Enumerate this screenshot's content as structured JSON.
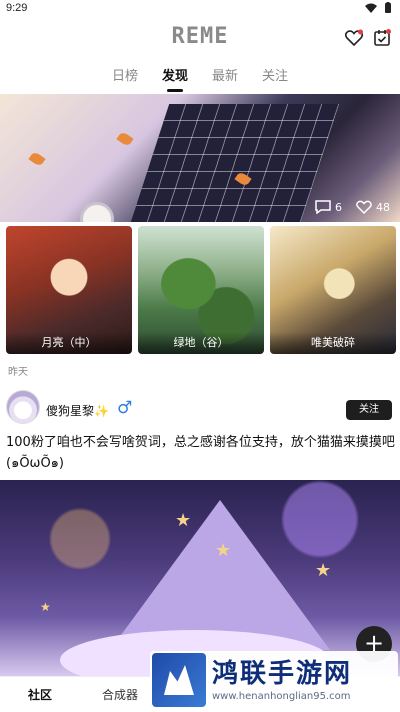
{
  "status_bar": {
    "time": "9:29"
  },
  "header": {
    "logo": "REME"
  },
  "tabs": [
    {
      "label": "日榜"
    },
    {
      "label": "发现"
    },
    {
      "label": "最新"
    },
    {
      "label": "关注"
    }
  ],
  "hero": {
    "comments": "6",
    "likes": "48"
  },
  "thumbnails": [
    {
      "caption": "月亮（中）"
    },
    {
      "caption": "绿地（谷）"
    },
    {
      "caption": "唯美破碎"
    }
  ],
  "section_label": "昨天",
  "post": {
    "username": "傻狗星黎✨",
    "gender_symbol": "♂",
    "follow_label": "关注",
    "text": "100粉了咱也不会写啥贺词，总之感谢各位支持，放个猫猫来摸摸吧(๑ÕωÕ๑)"
  },
  "bottom_nav": [
    {
      "label": "社区"
    },
    {
      "label": "合成器"
    }
  ],
  "watermark": {
    "title": "鸿联手游网",
    "url": "www.henanhonglian95.com"
  }
}
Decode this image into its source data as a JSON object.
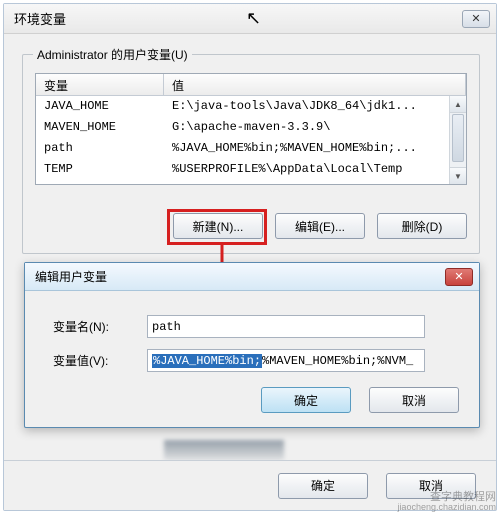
{
  "main": {
    "title": "环境变量",
    "group_label": "Administrator 的用户变量(U)",
    "columns": {
      "var": "变量",
      "val": "值"
    },
    "rows": [
      {
        "var": "JAVA_HOME",
        "val": "E:\\java-tools\\Java\\JDK8_64\\jdk1..."
      },
      {
        "var": "MAVEN_HOME",
        "val": "G:\\apache-maven-3.3.9\\"
      },
      {
        "var": "path",
        "val": "%JAVA_HOME%bin;%MAVEN_HOME%bin;..."
      },
      {
        "var": "TEMP",
        "val": "%USERPROFILE%\\AppData\\Local\\Temp"
      }
    ],
    "buttons": {
      "new": "新建(N)...",
      "edit": "编辑(E)...",
      "delete": "删除(D)"
    },
    "ok": "确定",
    "cancel": "取消"
  },
  "sub": {
    "title": "编辑用户变量",
    "name_label": "变量名(N):",
    "value_label": "变量值(V):",
    "name_value": "path",
    "value_selected": "%JAVA_HOME%bin;",
    "value_rest": "%MAVEN_HOME%bin;%NVM_",
    "ok": "确定",
    "cancel": "取消"
  },
  "watermark": {
    "line1": "查字典教程网",
    "line2": "jiaocheng.chazidian.com"
  }
}
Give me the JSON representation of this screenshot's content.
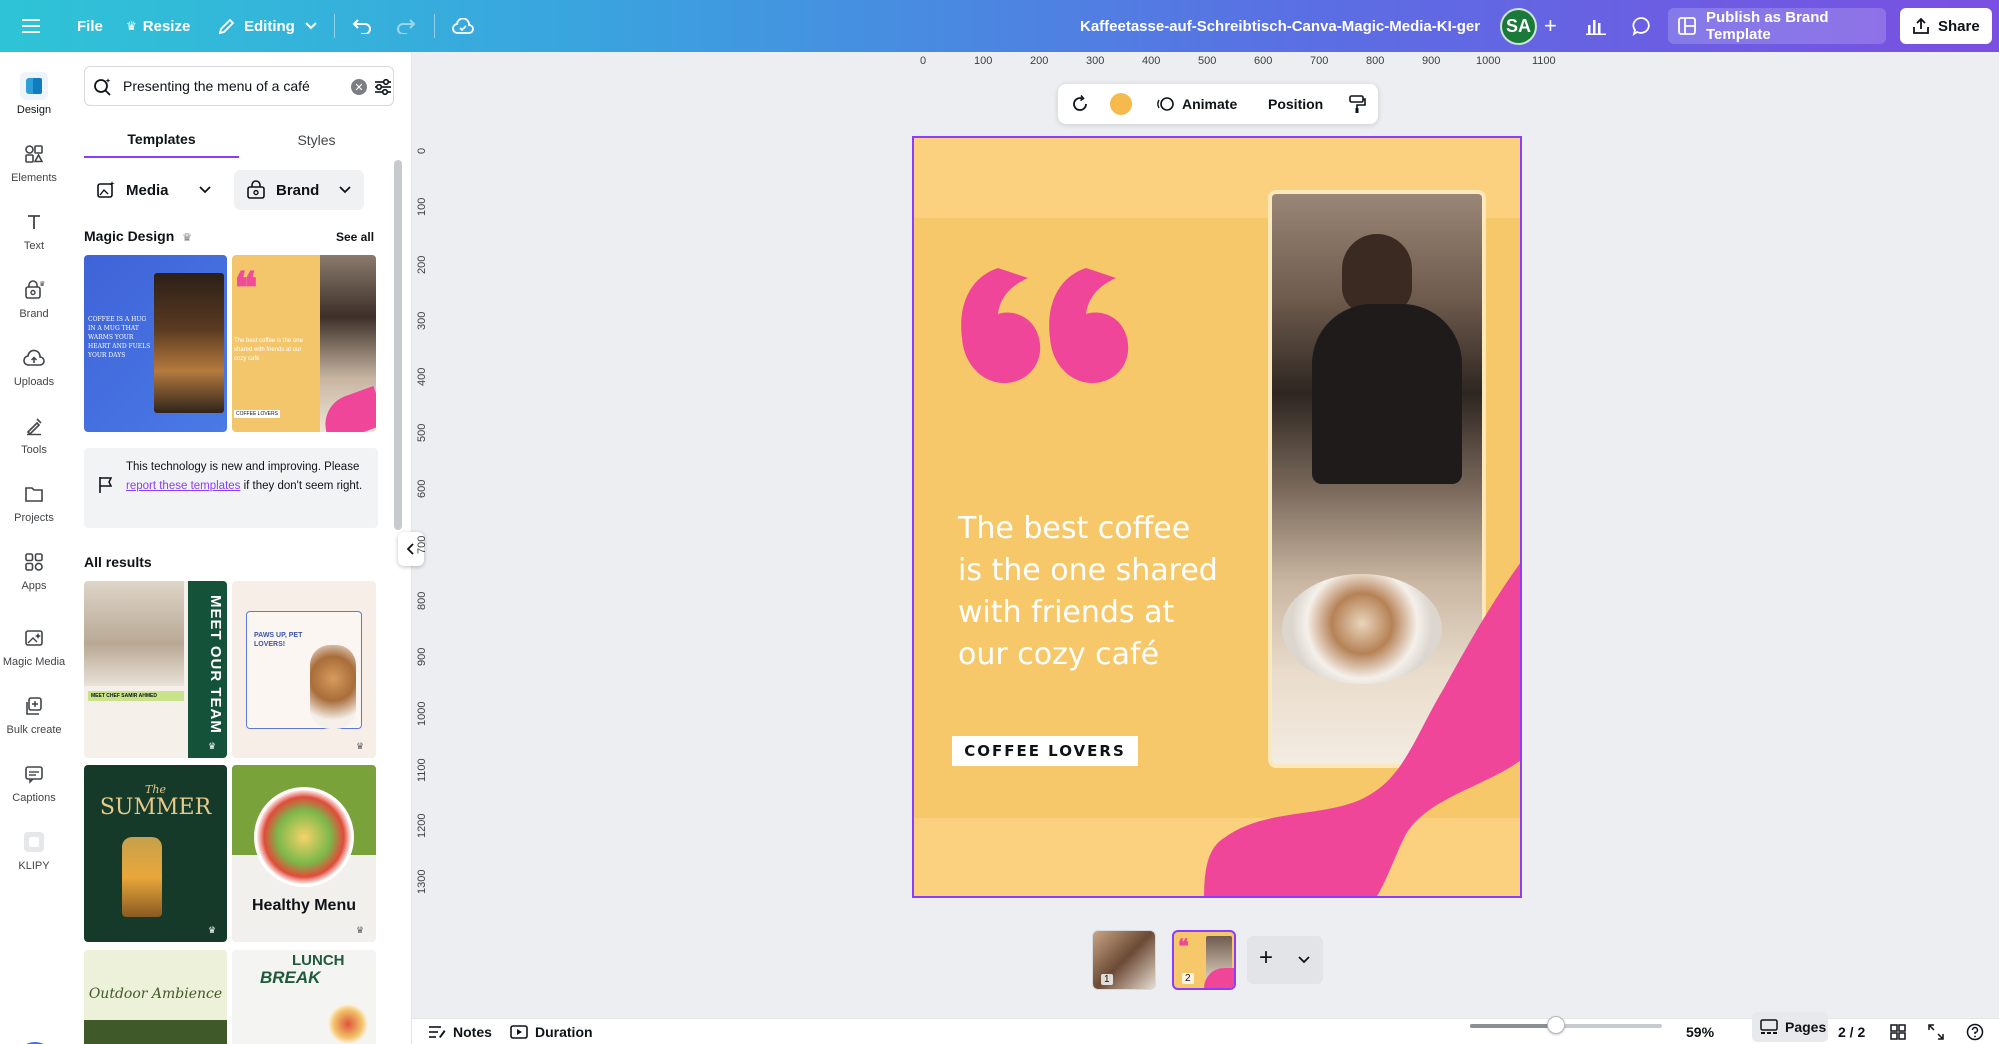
{
  "topbar": {
    "file_label": "File",
    "resize_label": "Resize",
    "editing_label": "Editing",
    "doc_title": "Kaffeetasse-auf-Schreibtisch-Canva-Magic-Media-KI-generi...",
    "avatar_initials": "SA",
    "publish_label": "Publish as Brand Template",
    "share_label": "Share"
  },
  "rail": {
    "items": [
      {
        "label": "Design",
        "icon": "design-icon"
      },
      {
        "label": "Elements",
        "icon": "elements-icon"
      },
      {
        "label": "Text",
        "icon": "text-icon"
      },
      {
        "label": "Brand",
        "icon": "brand-icon"
      },
      {
        "label": "Uploads",
        "icon": "upload-cloud-icon"
      },
      {
        "label": "Tools",
        "icon": "tools-icon"
      },
      {
        "label": "Projects",
        "icon": "folder-icon"
      },
      {
        "label": "Apps",
        "icon": "apps-icon"
      },
      {
        "label": "Magic Media",
        "icon": "magic-media-icon"
      },
      {
        "label": "Bulk create",
        "icon": "bulk-create-icon"
      },
      {
        "label": "Captions",
        "icon": "captions-icon"
      },
      {
        "label": "KLIPY",
        "icon": "klipy-icon"
      }
    ]
  },
  "panel": {
    "search_value": "Presenting the menu of a café",
    "tabs": [
      "Templates",
      "Styles"
    ],
    "filters": {
      "media": "Media",
      "brand": "Brand"
    },
    "magic_design_title": "Magic Design",
    "see_all": "See all",
    "notice": {
      "line1": "This technology is new and improving.",
      "pre_link": "Please ",
      "link": "report these templates",
      "post_link": " if they don't seem right."
    },
    "all_results_title": "All results",
    "templates": {
      "t1_text": "COFFEE IS A HUG IN A MUG THAT WARMS YOUR HEART AND FUELS YOUR DAYS",
      "t2_text": "The best coffee is the one shared with friends at our cozy café",
      "t2_tag": "COFFEE LOVERS",
      "team_title": "MEET OUR TEAM",
      "team_sub": "MEET CHEF SAMIR AHMED",
      "paws_title": "PAWS UP, PET LOVERS!",
      "summer_the": "The",
      "summer_title": "SUMMER",
      "healthy_title": "Healthy Menu",
      "outdoor_title": "Outdoor Ambience",
      "lunch_title": "LUNCH",
      "break_title": "BREAK"
    }
  },
  "ruler": {
    "h": [
      "0",
      "100",
      "200",
      "300",
      "400",
      "500",
      "600",
      "700",
      "800",
      "900",
      "1000",
      "1100"
    ],
    "v": [
      "0",
      "100",
      "200",
      "300",
      "400",
      "500",
      "600",
      "700",
      "800",
      "900",
      "1000",
      "1100",
      "1200",
      "1300"
    ]
  },
  "context_toolbar": {
    "animate_label": "Animate",
    "position_label": "Position",
    "color": "#f5b94c"
  },
  "design": {
    "quote_text": "The best coffee is the one shared with friends at our cozy café",
    "tag_text": "COFFEE LOVERS",
    "background": "#f7c869",
    "accent_pink": "#f0469a"
  },
  "pages": {
    "thumb1_num": "1",
    "thumb2_num": "2"
  },
  "bottombar": {
    "notes_label": "Notes",
    "duration_label": "Duration",
    "zoom": "59%",
    "zoom_fraction": 0.45,
    "pages_label": "Pages",
    "page_count": "2 / 2"
  }
}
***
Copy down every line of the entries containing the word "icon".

        "icon": "design-icon"
        "icon": "elements-icon"
        "icon": "text-icon"
        "icon": "brand-icon"
        "icon": "upload-cloud-icon"
        "icon": "tools-icon"
        "icon": "folder-icon"
        "icon": "apps-icon"
        "icon": "magic-media-icon"
        "icon": "bulk-create-icon"
        "icon": "captions-icon"
        "icon": "klipy-icon"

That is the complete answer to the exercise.